"Berman's ruling is remarkably consistent to his mocking of NFL in second Brady hearing. Embarrassing defeat for Goodell."

Dan Wetzel, Yahoo on Twitter

"Goodell's reputation comes away from Berman's decision tattered but intact. Berman didn't do anything to strip Goodell of his negotiated right to serve as an arbitrator. But as the NFLPA pointed out, it's what Goodell does with that power that matters."

Mike Garafolo, Fox Sports

"Make no mistake, a gradual changing of the guard has been underway and this should only intensify it. Goodell isn't going anywhere. This stare-down with the most influential owner in the NFL indicates as much. But the pressure on him to alter the make-up of those around him will only increase after the events of this week."

Jason La Canfora, cbssports.com

"Goodell is in quicksand. The more he struggles and fights to assert his authority and execute his vision for the NFL, the deeper he sinks. He is taking the league's credibility with him."

Christopher L. Gasper, Boston Globe

"We never make the mistake of trusting the league. I don't have the luxury of trusting the league. I think looking back on the statements of Mr. Kraft and the position of the Patriots, do I think they wish they had a do over? I think they probably wish they had a do over."

DeMaurice Smith, NFL Players Association executive director

"From a procedural standpoint, here's what will happen, eventually. Of the 22 judges assigned to the U.S. Court of Appeals for the Second Circuit (located in New York), three will be randomly assigned to preside over the case. If only two of them agree with the NFL and disagree with Judge Berman, the NFL will win."

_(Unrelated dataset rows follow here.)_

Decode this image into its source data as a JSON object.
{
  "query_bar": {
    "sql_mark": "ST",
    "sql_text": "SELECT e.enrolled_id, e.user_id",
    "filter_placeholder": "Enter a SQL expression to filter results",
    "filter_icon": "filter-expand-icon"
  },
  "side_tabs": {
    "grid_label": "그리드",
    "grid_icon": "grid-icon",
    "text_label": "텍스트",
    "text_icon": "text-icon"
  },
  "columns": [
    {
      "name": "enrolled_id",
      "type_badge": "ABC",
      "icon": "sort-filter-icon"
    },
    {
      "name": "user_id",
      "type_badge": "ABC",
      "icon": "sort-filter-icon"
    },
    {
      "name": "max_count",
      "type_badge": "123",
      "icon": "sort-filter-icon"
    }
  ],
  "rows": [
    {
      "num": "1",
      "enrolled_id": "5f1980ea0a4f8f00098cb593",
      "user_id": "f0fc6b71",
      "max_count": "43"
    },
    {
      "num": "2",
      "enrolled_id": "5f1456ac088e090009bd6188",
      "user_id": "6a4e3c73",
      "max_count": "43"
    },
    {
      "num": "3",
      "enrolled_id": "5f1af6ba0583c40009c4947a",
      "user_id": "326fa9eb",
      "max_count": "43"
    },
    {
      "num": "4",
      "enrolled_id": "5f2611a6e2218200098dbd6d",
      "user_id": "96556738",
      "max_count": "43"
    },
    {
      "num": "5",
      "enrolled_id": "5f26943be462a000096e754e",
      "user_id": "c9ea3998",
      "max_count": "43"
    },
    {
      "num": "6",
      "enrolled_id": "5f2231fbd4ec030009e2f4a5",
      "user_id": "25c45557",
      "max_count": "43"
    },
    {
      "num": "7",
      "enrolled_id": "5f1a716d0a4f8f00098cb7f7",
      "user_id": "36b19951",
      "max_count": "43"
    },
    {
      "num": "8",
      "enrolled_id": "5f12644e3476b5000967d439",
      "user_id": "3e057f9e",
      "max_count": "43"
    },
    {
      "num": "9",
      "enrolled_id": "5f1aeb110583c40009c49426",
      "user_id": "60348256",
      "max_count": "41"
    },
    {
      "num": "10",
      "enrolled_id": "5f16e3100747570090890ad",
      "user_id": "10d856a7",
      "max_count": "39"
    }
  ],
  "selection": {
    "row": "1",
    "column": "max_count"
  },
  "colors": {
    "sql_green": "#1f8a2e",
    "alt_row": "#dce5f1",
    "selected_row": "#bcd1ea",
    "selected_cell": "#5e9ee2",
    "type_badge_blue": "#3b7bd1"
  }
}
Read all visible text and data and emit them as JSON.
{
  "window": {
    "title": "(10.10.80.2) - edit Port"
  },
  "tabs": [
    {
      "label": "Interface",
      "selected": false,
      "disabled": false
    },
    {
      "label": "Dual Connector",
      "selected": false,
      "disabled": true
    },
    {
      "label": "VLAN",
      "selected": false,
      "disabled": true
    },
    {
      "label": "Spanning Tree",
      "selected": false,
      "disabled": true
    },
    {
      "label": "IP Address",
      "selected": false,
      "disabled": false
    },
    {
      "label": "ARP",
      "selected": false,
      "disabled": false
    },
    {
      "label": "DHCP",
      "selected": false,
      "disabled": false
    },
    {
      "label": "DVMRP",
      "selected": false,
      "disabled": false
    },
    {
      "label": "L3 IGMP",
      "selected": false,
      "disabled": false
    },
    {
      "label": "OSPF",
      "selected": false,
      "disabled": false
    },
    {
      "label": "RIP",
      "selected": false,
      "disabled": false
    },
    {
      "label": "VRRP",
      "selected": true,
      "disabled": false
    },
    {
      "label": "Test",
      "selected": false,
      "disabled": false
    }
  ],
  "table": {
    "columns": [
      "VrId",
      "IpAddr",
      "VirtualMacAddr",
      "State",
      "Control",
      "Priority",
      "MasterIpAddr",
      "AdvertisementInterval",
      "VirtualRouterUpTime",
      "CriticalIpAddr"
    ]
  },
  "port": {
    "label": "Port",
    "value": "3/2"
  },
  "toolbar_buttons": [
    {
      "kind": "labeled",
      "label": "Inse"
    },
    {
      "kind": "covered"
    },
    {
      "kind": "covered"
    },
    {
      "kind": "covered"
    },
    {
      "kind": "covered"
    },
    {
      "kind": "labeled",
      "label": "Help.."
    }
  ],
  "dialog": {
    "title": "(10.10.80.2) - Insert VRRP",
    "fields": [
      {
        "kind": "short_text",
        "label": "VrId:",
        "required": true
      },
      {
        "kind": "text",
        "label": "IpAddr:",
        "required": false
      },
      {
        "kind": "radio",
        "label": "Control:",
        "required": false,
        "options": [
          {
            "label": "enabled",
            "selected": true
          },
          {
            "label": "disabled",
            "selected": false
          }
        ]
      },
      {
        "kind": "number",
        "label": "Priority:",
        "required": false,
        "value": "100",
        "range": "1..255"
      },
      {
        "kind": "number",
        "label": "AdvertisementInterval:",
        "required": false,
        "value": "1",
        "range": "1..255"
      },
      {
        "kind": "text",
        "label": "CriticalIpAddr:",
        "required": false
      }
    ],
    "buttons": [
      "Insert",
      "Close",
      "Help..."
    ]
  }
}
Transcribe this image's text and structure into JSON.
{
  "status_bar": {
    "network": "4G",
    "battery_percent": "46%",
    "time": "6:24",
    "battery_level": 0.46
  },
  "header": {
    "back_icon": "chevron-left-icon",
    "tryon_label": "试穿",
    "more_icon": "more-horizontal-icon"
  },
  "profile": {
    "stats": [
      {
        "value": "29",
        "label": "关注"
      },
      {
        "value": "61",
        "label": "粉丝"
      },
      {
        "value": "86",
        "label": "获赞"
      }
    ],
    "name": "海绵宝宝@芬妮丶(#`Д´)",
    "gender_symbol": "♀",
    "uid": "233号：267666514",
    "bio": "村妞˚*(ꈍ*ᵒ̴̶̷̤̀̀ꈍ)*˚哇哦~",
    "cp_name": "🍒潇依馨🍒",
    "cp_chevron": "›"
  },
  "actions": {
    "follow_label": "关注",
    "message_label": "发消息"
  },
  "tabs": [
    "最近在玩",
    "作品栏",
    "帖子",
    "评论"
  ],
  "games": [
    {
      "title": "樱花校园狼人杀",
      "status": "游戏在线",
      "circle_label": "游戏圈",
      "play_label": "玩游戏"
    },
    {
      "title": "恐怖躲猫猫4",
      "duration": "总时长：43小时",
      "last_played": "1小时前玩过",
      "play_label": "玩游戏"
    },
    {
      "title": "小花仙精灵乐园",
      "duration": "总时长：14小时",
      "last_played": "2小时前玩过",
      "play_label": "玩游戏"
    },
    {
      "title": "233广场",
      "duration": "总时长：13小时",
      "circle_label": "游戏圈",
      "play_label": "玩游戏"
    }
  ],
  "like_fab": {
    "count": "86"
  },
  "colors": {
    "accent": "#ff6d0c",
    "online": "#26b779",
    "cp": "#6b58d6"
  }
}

It's that simple. Before the district court, it was an all-or-nothing argument to one judge and one judge only. On appeal, it's a matter of persuading two of three judges.

The political backgrounds of those judges will be critical to the final ruling. If two of them were appointed by Republican presidents, chances are that they will be more inclined to agree with management. If, like Judge Berman, two of the judges were appointed by Democratic presidents, they could be inclined to agree with labor."

Mike Florio, Pro Football Talk

"The simplest explanation for Judge Berman's decision is that the NFL failed to show that it applied Article 46 of the collective bargaining agreement in a fair and consistent way. Remember, this was a case about process and specifically how the NFL investigated and punished Brady. The NFL had a relatively low bar to meet. Federal judges rarely vacate arbitration awards and only in extraordinary circumstances. Yet Judge Berman identified so many problems in the NFL's application of Article 46 that he felt compelled to vacate Brady's suspension."

Michael McCann, Sports Illustrated